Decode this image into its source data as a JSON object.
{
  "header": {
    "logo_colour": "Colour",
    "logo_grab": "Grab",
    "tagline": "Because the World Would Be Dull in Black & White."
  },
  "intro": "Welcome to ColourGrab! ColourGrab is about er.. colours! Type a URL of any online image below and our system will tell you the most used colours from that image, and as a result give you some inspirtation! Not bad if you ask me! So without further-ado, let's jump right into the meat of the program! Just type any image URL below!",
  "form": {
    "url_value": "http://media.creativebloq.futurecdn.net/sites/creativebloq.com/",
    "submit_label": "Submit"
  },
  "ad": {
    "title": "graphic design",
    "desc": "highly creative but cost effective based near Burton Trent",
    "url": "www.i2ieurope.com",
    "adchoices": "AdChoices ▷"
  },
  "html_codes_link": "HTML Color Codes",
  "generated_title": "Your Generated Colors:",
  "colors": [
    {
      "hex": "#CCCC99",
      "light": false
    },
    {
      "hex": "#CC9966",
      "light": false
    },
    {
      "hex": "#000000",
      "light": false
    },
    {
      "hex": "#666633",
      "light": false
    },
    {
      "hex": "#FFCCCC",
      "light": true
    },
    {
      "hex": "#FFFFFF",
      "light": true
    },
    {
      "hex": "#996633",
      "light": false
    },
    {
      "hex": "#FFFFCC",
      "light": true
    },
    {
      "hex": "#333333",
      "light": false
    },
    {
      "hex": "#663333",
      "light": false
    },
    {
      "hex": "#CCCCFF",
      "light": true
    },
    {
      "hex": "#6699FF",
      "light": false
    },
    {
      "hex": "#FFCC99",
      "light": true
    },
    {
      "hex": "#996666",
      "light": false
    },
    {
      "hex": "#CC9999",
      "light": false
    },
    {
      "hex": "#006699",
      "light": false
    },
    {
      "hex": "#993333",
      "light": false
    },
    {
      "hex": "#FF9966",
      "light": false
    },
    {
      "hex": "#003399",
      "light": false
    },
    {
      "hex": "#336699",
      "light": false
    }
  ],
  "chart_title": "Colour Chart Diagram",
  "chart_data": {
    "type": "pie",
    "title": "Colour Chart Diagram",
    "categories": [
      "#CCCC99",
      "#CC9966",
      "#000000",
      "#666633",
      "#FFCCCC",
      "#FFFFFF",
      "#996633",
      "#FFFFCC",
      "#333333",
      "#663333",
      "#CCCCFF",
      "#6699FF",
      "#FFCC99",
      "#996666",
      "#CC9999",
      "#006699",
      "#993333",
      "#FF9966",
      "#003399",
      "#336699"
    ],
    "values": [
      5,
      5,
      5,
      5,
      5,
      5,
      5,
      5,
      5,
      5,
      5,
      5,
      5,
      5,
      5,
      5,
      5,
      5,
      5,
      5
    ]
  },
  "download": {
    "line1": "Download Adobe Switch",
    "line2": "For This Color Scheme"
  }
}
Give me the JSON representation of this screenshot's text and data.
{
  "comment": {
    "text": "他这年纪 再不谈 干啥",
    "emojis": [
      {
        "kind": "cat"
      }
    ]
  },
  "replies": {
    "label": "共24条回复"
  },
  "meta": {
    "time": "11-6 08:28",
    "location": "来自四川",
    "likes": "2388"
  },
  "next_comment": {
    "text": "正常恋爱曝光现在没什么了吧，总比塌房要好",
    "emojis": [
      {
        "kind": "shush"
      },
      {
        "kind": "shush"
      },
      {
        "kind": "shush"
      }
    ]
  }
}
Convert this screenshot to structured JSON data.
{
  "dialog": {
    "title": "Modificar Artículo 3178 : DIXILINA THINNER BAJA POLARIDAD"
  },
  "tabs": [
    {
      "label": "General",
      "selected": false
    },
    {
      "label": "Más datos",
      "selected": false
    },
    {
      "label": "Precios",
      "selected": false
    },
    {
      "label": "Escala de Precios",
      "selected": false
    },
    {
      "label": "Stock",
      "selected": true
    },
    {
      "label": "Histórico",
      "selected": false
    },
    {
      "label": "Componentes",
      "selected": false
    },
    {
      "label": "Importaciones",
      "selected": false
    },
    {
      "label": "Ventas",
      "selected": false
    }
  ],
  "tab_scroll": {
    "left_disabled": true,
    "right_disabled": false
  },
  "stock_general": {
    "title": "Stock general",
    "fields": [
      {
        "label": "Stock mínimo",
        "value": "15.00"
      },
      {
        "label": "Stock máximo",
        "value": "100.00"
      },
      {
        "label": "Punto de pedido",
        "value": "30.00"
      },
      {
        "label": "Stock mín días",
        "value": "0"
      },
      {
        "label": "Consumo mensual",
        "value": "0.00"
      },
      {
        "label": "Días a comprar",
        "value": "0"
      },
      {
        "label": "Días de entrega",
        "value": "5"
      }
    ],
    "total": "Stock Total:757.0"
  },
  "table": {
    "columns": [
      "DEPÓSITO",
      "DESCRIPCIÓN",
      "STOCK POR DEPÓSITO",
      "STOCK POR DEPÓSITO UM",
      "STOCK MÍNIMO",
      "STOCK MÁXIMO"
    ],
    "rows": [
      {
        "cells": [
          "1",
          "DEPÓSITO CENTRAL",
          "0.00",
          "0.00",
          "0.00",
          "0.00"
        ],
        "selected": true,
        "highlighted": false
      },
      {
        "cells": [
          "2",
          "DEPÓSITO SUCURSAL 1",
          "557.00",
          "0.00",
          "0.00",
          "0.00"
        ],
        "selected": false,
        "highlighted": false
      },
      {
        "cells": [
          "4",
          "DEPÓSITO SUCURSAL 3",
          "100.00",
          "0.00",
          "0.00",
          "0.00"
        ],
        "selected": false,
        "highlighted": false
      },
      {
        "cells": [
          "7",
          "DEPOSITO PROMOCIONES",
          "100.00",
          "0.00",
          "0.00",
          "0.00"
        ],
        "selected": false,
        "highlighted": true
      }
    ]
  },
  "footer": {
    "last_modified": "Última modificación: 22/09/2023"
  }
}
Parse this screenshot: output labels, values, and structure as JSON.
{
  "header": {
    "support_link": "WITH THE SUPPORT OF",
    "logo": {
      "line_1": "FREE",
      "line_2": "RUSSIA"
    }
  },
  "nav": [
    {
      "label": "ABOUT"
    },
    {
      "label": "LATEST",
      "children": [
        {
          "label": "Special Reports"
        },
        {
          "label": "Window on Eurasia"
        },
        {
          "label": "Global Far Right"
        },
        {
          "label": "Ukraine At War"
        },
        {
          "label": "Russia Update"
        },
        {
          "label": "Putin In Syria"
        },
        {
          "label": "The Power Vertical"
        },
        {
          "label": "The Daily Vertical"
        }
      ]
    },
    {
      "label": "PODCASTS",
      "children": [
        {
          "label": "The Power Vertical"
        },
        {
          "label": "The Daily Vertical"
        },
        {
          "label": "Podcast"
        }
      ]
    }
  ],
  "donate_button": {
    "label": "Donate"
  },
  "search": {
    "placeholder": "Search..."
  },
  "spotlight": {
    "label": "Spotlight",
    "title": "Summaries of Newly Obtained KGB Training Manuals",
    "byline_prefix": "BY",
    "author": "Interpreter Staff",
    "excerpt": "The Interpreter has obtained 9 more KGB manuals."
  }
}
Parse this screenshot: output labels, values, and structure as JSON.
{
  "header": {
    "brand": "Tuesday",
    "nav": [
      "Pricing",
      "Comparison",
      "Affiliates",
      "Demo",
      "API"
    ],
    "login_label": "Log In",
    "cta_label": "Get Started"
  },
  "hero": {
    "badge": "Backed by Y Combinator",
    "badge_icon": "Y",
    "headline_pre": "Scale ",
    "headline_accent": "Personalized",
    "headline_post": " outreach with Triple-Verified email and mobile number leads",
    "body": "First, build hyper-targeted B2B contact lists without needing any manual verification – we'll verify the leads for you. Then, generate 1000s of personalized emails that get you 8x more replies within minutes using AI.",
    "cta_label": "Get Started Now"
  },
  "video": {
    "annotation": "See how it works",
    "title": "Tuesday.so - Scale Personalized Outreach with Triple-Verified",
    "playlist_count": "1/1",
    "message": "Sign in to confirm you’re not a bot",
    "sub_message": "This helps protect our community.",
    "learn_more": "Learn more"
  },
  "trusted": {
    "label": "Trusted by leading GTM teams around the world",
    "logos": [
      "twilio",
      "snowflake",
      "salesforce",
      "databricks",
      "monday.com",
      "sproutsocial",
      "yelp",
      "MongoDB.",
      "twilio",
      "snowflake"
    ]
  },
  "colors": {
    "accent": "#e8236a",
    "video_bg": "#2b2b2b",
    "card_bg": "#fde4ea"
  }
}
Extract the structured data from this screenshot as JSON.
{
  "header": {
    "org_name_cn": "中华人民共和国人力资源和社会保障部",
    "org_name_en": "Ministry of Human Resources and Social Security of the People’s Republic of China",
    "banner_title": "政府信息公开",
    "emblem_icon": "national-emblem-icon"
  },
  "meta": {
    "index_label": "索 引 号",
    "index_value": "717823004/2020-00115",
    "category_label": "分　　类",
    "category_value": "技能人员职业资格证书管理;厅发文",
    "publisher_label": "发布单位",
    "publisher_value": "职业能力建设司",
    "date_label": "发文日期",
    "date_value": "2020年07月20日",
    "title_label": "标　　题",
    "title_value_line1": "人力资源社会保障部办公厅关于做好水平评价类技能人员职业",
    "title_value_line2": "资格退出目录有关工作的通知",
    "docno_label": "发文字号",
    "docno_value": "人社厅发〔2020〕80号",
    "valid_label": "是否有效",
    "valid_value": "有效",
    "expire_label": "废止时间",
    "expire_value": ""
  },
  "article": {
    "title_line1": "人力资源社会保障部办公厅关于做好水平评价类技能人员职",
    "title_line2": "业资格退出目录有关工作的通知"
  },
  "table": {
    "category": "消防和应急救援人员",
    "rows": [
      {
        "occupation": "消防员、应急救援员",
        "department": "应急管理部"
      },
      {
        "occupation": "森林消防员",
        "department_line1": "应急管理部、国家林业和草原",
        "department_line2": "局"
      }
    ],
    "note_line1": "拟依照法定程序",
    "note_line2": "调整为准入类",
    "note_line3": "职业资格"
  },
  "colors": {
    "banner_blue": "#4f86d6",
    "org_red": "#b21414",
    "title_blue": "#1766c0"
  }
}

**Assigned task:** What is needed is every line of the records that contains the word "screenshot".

**Answer section:**
Give me the JSON representation of this screenshot's text and data.
Convert this screenshot to structured JSON data.
Parse this screenshot: output labels, values, and structure as JSON.
Parse this screenshot: output labels, values, and structure as JSON.
Extract the structured data from this screenshot as JSON.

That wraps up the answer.